TASK STATEMENT: The records below need to be repeated exactly, with every picture left out.

[THE DATA Boundary: Start]

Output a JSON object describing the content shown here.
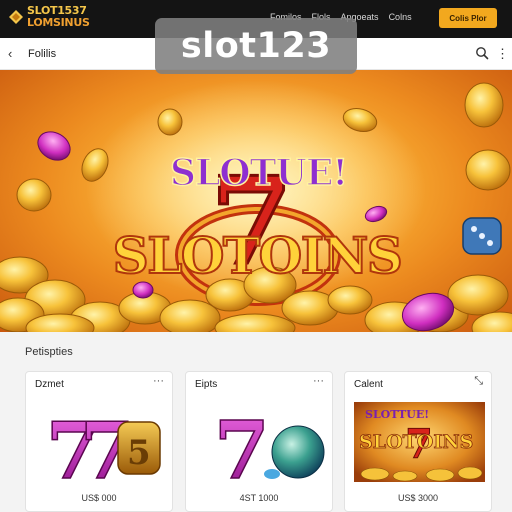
{
  "brand": {
    "line1": "SLOT1537",
    "line2": "LOMSINUS"
  },
  "nav": {
    "links": [
      "Fomilos",
      "Flols",
      "Apgoeats",
      "Colns"
    ],
    "cta": "Colis Plor"
  },
  "subheader": {
    "title": "Folilis"
  },
  "watermark": "slot123",
  "hero": {
    "title_top": "SLOTUE!",
    "seven": "7",
    "title_main": "SLOTOINS"
  },
  "section": {
    "label": "Petispties"
  },
  "cards": [
    {
      "title": "Dzmet",
      "price": "US$ 000"
    },
    {
      "title": "Eipts",
      "price": "4ST 1000"
    },
    {
      "title": "Calent",
      "price": "US$ 3000",
      "art_title_top": "SLOTTUE!",
      "art_title_main": "SLOTOINS"
    }
  ],
  "colors": {
    "nav_bg": "#141414",
    "accent": "#f2a81e",
    "hero_gold": "#fbb437",
    "seven_red": "#d8231b",
    "magenta": "#c026c8"
  },
  "icons": [
    "back-arrow-icon",
    "search-icon",
    "more-vertical-icon",
    "more-horizontal-icon",
    "expand-icon"
  ]
}
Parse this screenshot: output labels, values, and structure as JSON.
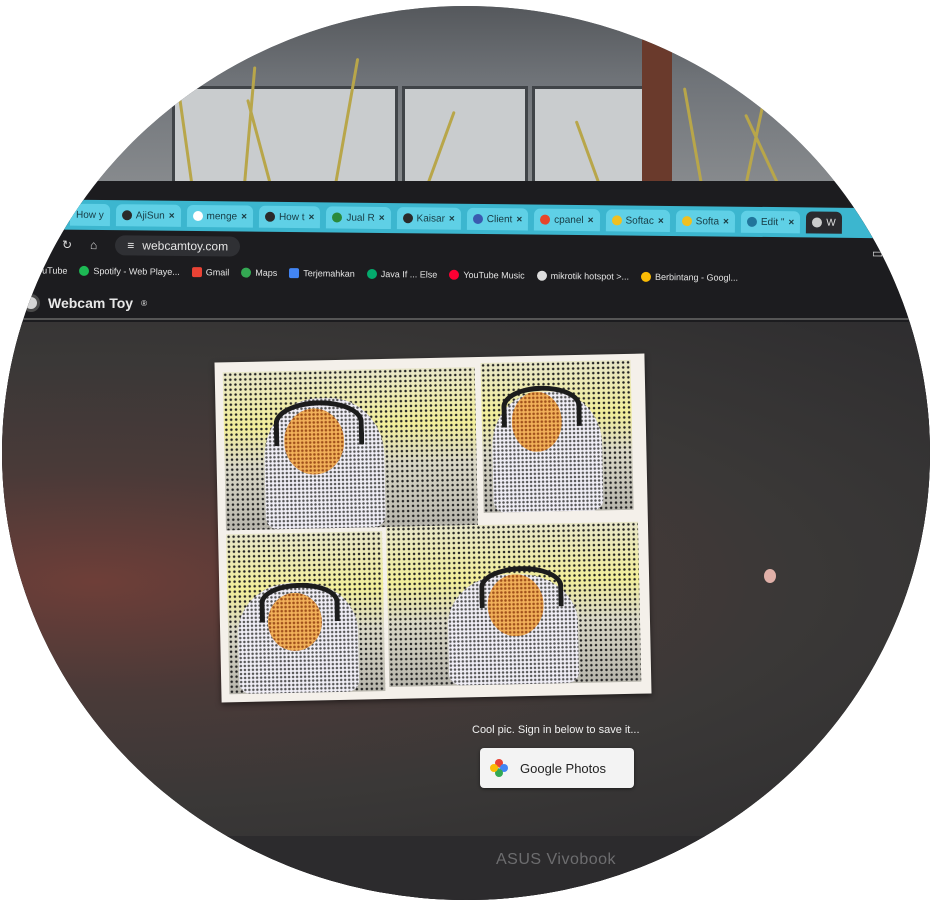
{
  "tabs": [
    {
      "title": "How y"
    },
    {
      "title": "AjiSun"
    },
    {
      "title": "menge"
    },
    {
      "title": "How t"
    },
    {
      "title": "Jual R"
    },
    {
      "title": "Kaisar"
    },
    {
      "title": "Client"
    },
    {
      "title": "cpanel"
    },
    {
      "title": "Softac"
    },
    {
      "title": "Softa"
    },
    {
      "title": "Edit \""
    },
    {
      "title": "W"
    }
  ],
  "address": {
    "url": "webcamtoy.com"
  },
  "bookmarks": [
    {
      "label": "YouTube",
      "color": "#ff0000"
    },
    {
      "label": "Spotify - Web Playe...",
      "color": "#1db954"
    },
    {
      "label": "Gmail",
      "color": "#ea4335"
    },
    {
      "label": "Maps",
      "color": "#34a853"
    },
    {
      "label": "Terjemahkan",
      "color": "#4285f4"
    },
    {
      "label": "Java If ... Else",
      "color": "#04aa6d"
    },
    {
      "label": "YouTube Music",
      "color": "#ff0033"
    },
    {
      "label": "mikrotik hotspot >...",
      "color": "#dddddd"
    },
    {
      "label": "Berbintang - Googl...",
      "color": "#fbbc04"
    }
  ],
  "app": {
    "title": "Webcam Toy",
    "trademark": "®"
  },
  "save": {
    "caption": "Cool pic. Sign in below to save it...",
    "button_label": "Google Photos"
  },
  "device": {
    "brand": "ASUS Vivobook"
  }
}
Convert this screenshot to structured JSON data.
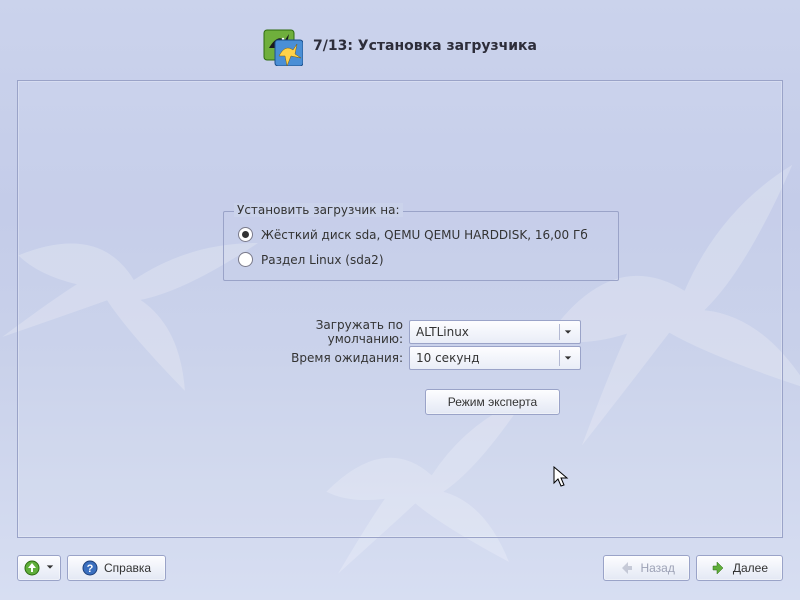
{
  "header": {
    "title": "7/13: Установка загрузчика"
  },
  "install_target": {
    "legend": "Установить загрузчик на:",
    "options": [
      {
        "label": "Жёсткий диск sda, QEMU QEMU HARDDISK, 16,00 Гб",
        "selected": true
      },
      {
        "label": "Раздел Linux (sda2)",
        "selected": false
      }
    ]
  },
  "default_boot": {
    "label": "Загружать по умолчанию:",
    "value": "ALTLinux"
  },
  "timeout": {
    "label": "Время ожидания:",
    "value": "10 секунд"
  },
  "buttons": {
    "expert": "Режим эксперта",
    "help": "Справка",
    "back": "Назад",
    "next": "Далее"
  }
}
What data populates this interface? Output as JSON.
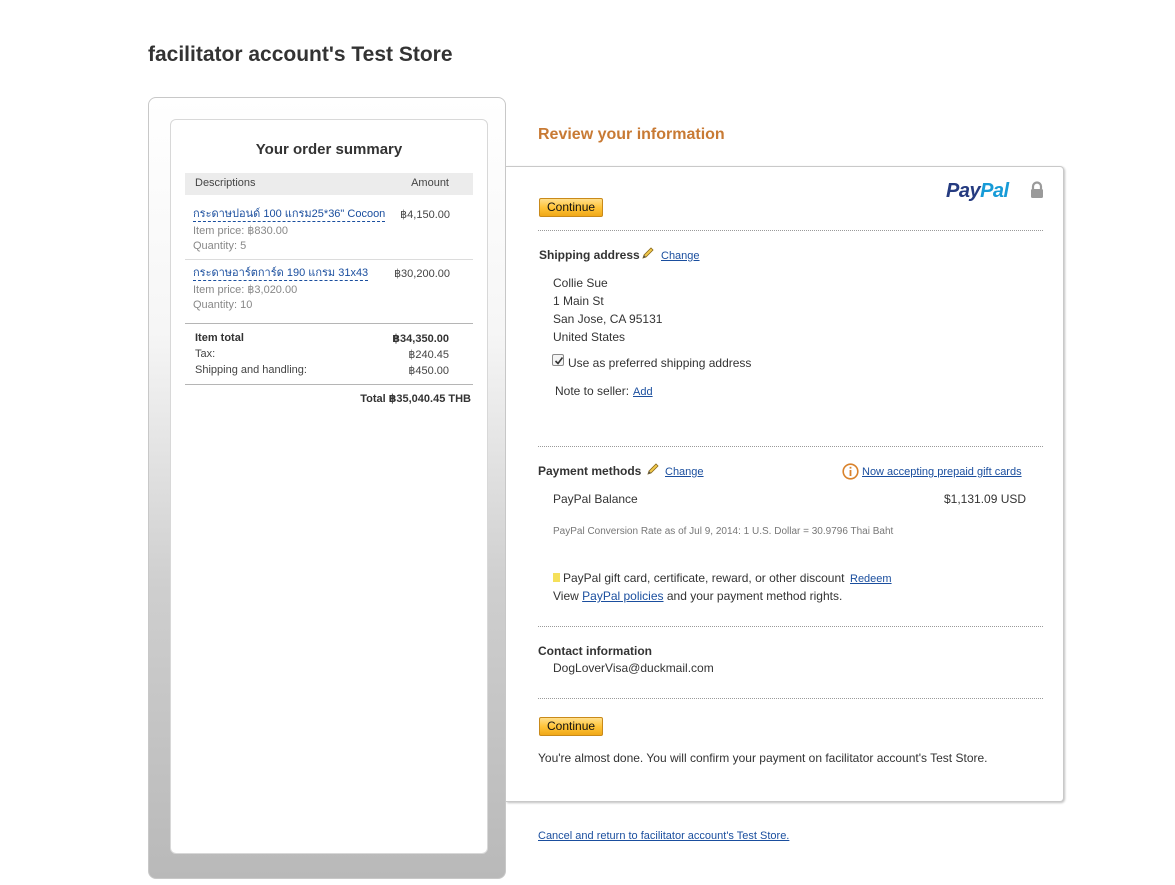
{
  "store": {
    "title": "facilitator account's Test Store"
  },
  "order_summary": {
    "heading": "Your order summary",
    "columns": {
      "description": "Descriptions",
      "amount": "Amount"
    },
    "items": [
      {
        "name": "กระดาษปอนด์ 100 แกรม25*36\" Cocoon",
        "amount": "฿4,150.00",
        "item_price": "Item price: ฿830.00",
        "quantity": "Quantity: 5"
      },
      {
        "name": "กระดาษอาร์ตการ์ด 190 แกรม 31x43",
        "amount": "฿30,200.00",
        "item_price": "Item price: ฿3,020.00",
        "quantity": "Quantity: 10"
      }
    ],
    "item_total_label": "Item total",
    "item_total": "฿34,350.00",
    "tax_label": "Tax:",
    "tax": "฿240.45",
    "shipping_label": "Shipping and handling:",
    "shipping": "฿450.00",
    "grand_total": "Total ฿35,040.45 THB"
  },
  "review": {
    "heading": "Review your information",
    "continue_label": "Continue",
    "shipping": {
      "title": "Shipping address",
      "change_label": "Change",
      "address_lines": [
        "Collie Sue",
        "1 Main St",
        "San Jose, CA 95131",
        "United States"
      ],
      "preferred_label": "Use as preferred shipping address",
      "preferred_checked": true,
      "note_label": "Note to seller:",
      "note_add_label": "Add"
    },
    "payment": {
      "title": "Payment methods",
      "change_label": "Change",
      "gift_card_notice": "Now accepting prepaid gift cards",
      "method": "PayPal Balance",
      "amount": "$1,131.09 USD",
      "conversion": "PayPal Conversion Rate as of Jul 9, 2014: 1 U.S. Dollar = 30.9796 Thai Baht",
      "gift_text": "PayPal gift card, certificate, reward, or other discount",
      "redeem_label": "Redeem",
      "view_prefix": "View",
      "policies_label": "PayPal policies",
      "view_suffix": "and your payment method rights."
    },
    "contact": {
      "title": "Contact information",
      "email": "DogLoverVisa@duckmail.com"
    },
    "almost_done": "You're almost done. You will confirm your payment on facilitator account's Test Store.",
    "cancel_link": "Cancel and return to facilitator account's Test Store."
  },
  "brand": {
    "paypal_pay": "Pay",
    "paypal_pal": "Pal",
    "colors": {
      "accent": "#c87a34",
      "button": "#ffc439",
      "link": "#1a4e9e"
    }
  },
  "icons": [
    "lock-icon",
    "pencil-icon",
    "info-icon",
    "checkmark-icon"
  ]
}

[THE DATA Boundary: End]

REPLY:
Output a JSON object describing the content shown here.
{
  "brand": {
    "line1": "SLOT1537",
    "line2": "LOMSINUS"
  },
  "nav": {
    "links": [
      "Fomilos",
      "Flols",
      "Apgoeats",
      "Colns"
    ],
    "cta": "Colis Plor"
  },
  "subheader": {
    "title": "Folilis"
  },
  "watermark": "slot123",
  "hero": {
    "title_top": "SLOTUE!",
    "seven": "7",
    "title_main": "SLOTOINS"
  },
  "section": {
    "label": "Petispties"
  },
  "cards": [
    {
      "title": "Dzmet",
      "price": "US$ 000"
    },
    {
      "title": "Eipts",
      "price": "4ST 1000"
    },
    {
      "title": "Calent",
      "price": "US$ 3000",
      "art_title_top": "SLOTTUE!",
      "art_title_main": "SLOTOINS"
    }
  ],
  "colors": {
    "nav_bg": "#141414",
    "accent": "#f2a81e",
    "hero_gold": "#fbb437",
    "seven_red": "#d8231b",
    "magenta": "#c026c8"
  },
  "icons": [
    "back-arrow-icon",
    "search-icon",
    "more-vertical-icon",
    "more-horizontal-icon",
    "expand-icon"
  ]
}
Parse this screenshot: output labels, values, and structure as JSON.
{
  "tabs": [
    {
      "title": "How y"
    },
    {
      "title": "AjiSun"
    },
    {
      "title": "menge"
    },
    {
      "title": "How t"
    },
    {
      "title": "Jual R"
    },
    {
      "title": "Kaisar"
    },
    {
      "title": "Client"
    },
    {
      "title": "cpanel"
    },
    {
      "title": "Softac"
    },
    {
      "title": "Softa"
    },
    {
      "title": "Edit \""
    },
    {
      "title": "W"
    }
  ],
  "address": {
    "url": "webcamtoy.com"
  },
  "bookmarks": [
    {
      "label": "YouTube",
      "color": "#ff0000"
    },
    {
      "label": "Spotify - Web Playe...",
      "color": "#1db954"
    },
    {
      "label": "Gmail",
      "color": "#ea4335"
    },
    {
      "label": "Maps",
      "color": "#34a853"
    },
    {
      "label": "Terjemahkan",
      "color": "#4285f4"
    },
    {
      "label": "Java If ... Else",
      "color": "#04aa6d"
    },
    {
      "label": "YouTube Music",
      "color": "#ff0033"
    },
    {
      "label": "mikrotik hotspot >...",
      "color": "#dddddd"
    },
    {
      "label": "Berbintang - Googl...",
      "color": "#fbbc04"
    }
  ],
  "app": {
    "title": "Webcam Toy",
    "trademark": "®"
  },
  "save": {
    "caption": "Cool pic. Sign in below to save it...",
    "button_label": "Google Photos"
  },
  "device": {
    "brand": "ASUS Vivobook"
  }
}
Convert this screenshot to structured JSON data.
{
  "header": {
    "title": "7/13: Установка загрузчика"
  },
  "install_target": {
    "legend": "Установить загрузчик на:",
    "options": [
      {
        "label": "Жёсткий диск sda, QEMU QEMU HARDDISK, 16,00 Гб",
        "selected": true
      },
      {
        "label": "Раздел Linux (sda2)",
        "selected": false
      }
    ]
  },
  "default_boot": {
    "label": "Загружать по умолчанию:",
    "value": "ALTLinux"
  },
  "timeout": {
    "label": "Время ожидания:",
    "value": "10 секунд"
  },
  "buttons": {
    "expert": "Режим эксперта",
    "help": "Справка",
    "back": "Назад",
    "next": "Далее"
  }
}
What data populates this interface? Output as JSON.
{
  "store": {
    "title": "facilitator account's Test Store"
  },
  "order_summary": {
    "heading": "Your order summary",
    "columns": {
      "description": "Descriptions",
      "amount": "Amount"
    },
    "items": [
      {
        "name": "กระดาษปอนด์ 100 แกรม25*36\" Cocoon",
        "amount": "฿4,150.00",
        "item_price": "Item price: ฿830.00",
        "quantity": "Quantity: 5"
      },
      {
        "name": "กระดาษอาร์ตการ์ด 190 แกรม 31x43",
        "amount": "฿30,200.00",
        "item_price": "Item price: ฿3,020.00",
        "quantity": "Quantity: 10"
      }
    ],
    "item_total_label": "Item total",
    "item_total": "฿34,350.00",
    "tax_label": "Tax:",
    "tax": "฿240.45",
    "shipping_label": "Shipping and handling:",
    "shipping": "฿450.00",
    "grand_total": "Total ฿35,040.45 THB"
  },
  "review": {
    "heading": "Review your information",
    "continue_label": "Continue",
    "shipping": {
      "title": "Shipping address",
      "change_label": "Change",
      "address_lines": [
        "Collie Sue",
        "1 Main St",
        "San Jose, CA 95131",
        "United States"
      ],
      "preferred_label": "Use as preferred shipping address",
      "preferred_checked": true,
      "note_label": "Note to seller:",
      "note_add_label": "Add"
    },
    "payment": {
      "title": "Payment methods",
      "change_label": "Change",
      "gift_card_notice": "Now accepting prepaid gift cards",
      "method": "PayPal Balance",
      "amount": "$1,131.09 USD",
      "conversion": "PayPal Conversion Rate as of Jul 9, 2014: 1 U.S. Dollar = 30.9796 Thai Baht",
      "gift_text": "PayPal gift card, certificate, reward, or other discount",
      "redeem_label": "Redeem",
      "view_prefix": "View",
      "policies_label": "PayPal policies",
      "view_suffix": "and your payment method rights."
    },
    "contact": {
      "title": "Contact information",
      "email": "DogLoverVisa@duckmail.com"
    },
    "almost_done": "You're almost done. You will confirm your payment on facilitator account's Test Store.",
    "cancel_link": "Cancel and return to facilitator account's Test Store."
  },
  "brand": {
    "paypal_pay": "Pay",
    "paypal_pal": "Pal",
    "colors": {
      "accent": "#c87a34",
      "button": "#ffc439",
      "link": "#1a4e9e"
    }
  },
  "icons": [
    "lock-icon",
    "pencil-icon",
    "info-icon",
    "checkmark-icon"
  ]
}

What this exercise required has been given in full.